What you are asked to do –
Find the word "title" in the data, then copy each line where it is found.

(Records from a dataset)
+++

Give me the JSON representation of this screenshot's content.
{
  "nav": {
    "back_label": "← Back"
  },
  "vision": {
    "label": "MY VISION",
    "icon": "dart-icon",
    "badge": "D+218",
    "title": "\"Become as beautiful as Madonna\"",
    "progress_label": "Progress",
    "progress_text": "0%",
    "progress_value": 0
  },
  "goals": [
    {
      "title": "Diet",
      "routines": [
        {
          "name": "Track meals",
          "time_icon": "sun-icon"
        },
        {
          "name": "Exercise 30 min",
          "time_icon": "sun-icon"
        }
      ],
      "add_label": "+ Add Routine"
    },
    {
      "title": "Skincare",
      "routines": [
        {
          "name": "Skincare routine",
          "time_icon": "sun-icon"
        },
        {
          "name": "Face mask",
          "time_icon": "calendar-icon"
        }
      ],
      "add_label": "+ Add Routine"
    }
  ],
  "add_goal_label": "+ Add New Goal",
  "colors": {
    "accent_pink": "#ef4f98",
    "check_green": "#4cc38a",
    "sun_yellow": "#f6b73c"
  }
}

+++

Response area –
    "title": "\"Become as beautiful as Madonna\"",
      "title": "Diet",
      "title": "Skincare",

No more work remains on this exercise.